===== Records provided

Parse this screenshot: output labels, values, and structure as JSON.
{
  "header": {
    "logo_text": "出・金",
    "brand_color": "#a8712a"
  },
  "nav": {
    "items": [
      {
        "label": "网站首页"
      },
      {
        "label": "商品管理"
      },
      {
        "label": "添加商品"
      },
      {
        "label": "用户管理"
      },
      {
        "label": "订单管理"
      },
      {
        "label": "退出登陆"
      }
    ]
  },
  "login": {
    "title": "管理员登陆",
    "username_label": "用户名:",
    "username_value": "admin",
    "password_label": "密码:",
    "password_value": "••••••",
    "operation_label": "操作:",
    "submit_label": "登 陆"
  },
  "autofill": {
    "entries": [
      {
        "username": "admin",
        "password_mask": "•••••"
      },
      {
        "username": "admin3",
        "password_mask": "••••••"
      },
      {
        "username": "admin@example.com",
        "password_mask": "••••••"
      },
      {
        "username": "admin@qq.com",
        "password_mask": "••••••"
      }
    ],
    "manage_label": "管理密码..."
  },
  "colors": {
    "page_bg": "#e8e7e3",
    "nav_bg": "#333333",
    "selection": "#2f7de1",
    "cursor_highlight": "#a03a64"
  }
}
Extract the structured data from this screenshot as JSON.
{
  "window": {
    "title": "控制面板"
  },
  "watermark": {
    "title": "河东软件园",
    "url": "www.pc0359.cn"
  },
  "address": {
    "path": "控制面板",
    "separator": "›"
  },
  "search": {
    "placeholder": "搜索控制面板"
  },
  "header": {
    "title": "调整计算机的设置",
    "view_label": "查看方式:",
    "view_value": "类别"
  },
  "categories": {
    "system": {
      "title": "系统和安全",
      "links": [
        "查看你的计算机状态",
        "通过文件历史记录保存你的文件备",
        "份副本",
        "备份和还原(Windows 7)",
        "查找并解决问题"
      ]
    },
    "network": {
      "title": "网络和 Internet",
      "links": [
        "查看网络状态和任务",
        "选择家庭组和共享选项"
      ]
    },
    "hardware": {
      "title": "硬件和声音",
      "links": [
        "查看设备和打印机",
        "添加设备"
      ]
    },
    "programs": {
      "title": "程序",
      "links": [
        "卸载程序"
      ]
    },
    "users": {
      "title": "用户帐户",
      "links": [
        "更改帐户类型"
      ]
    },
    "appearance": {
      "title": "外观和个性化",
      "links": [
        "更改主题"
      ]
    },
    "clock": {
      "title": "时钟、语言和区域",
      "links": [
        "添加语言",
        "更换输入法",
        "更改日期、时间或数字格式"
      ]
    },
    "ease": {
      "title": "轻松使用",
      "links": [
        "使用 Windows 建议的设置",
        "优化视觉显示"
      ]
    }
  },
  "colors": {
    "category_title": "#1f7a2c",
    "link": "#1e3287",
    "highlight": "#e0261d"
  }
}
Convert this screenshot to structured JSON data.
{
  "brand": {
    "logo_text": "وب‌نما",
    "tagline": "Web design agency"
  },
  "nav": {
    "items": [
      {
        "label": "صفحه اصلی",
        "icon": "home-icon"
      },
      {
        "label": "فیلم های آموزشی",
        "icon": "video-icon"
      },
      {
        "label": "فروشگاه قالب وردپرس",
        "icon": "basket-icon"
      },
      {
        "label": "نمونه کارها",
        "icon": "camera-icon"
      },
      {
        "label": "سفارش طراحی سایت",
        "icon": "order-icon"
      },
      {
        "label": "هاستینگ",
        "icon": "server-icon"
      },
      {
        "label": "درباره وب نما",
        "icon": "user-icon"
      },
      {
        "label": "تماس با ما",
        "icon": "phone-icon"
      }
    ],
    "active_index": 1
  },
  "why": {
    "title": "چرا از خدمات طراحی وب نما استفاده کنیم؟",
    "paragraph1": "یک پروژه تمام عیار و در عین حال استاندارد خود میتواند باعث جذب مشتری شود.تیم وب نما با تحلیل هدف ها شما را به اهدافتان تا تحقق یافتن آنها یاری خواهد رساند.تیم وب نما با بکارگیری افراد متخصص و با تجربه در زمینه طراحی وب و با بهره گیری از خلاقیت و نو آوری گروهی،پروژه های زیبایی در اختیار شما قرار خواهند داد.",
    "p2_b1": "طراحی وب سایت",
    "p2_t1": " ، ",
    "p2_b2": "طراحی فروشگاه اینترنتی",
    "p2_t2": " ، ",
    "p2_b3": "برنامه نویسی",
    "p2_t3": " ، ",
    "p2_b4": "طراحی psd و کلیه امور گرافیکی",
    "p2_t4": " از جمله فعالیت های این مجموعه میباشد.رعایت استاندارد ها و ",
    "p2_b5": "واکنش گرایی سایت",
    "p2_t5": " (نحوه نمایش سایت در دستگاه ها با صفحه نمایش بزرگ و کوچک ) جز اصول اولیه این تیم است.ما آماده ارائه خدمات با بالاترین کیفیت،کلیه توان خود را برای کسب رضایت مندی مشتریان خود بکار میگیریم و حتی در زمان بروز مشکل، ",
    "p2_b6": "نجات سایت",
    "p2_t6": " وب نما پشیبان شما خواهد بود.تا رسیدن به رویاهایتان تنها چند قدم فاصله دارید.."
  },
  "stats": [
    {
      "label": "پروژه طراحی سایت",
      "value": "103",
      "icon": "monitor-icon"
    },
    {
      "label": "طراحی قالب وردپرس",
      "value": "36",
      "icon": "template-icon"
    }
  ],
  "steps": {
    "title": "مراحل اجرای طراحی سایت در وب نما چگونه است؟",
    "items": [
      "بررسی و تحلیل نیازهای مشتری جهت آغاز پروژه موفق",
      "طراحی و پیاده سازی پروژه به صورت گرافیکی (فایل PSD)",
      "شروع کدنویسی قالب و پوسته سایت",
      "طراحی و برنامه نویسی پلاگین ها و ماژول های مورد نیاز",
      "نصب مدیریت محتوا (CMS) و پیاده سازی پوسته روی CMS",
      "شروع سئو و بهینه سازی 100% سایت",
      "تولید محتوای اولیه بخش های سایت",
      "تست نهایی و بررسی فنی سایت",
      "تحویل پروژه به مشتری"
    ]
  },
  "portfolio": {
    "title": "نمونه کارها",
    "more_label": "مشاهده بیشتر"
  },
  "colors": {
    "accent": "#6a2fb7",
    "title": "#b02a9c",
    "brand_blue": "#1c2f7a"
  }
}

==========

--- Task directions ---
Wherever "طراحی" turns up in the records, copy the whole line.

--- Written solution ---
        "label": "سفارش طراحی سایت",
    "title": "چرا از خدمات طراحی وب نما استفاده کنیم؟",
    "paragraph1": "یک پروژه تمام عیار و در عین حال استاندارد خود میتواند باعث جذب مشتری شود.تیم وب نما با تحلیل هدف ها شما را به اهدافتان تا تحقق یافتن آنها یاری خواهد رساند.تیم وب نما با بکارگیری افراد متخصص و با تجربه در زمینه طراحی وب و با بهره گیری از خلاقیت و نو آوری گروهی،پروژه های زیبایی در اختیار شما قرار خواهند داد.",
    "p2_b1": "طراحی وب سایت",
    "p2_b2": "طراحی فروشگاه اینترنتی",
    "p2_b4": "طراحی psd و کلیه امور گرافیکی",
      "label": "پروژه طراحی سایت",
      "label": "طراحی قالب وردپرس",
    "title": "مراحل اجرای طراحی سایت در وب نما چگونه است؟",
      "طراحی و پیاده سازی پروژه به صورت گرافیکی (فایل PSD)",
      "طراحی و برنامه نویسی پلاگین ها و ماژول های مورد نیاز",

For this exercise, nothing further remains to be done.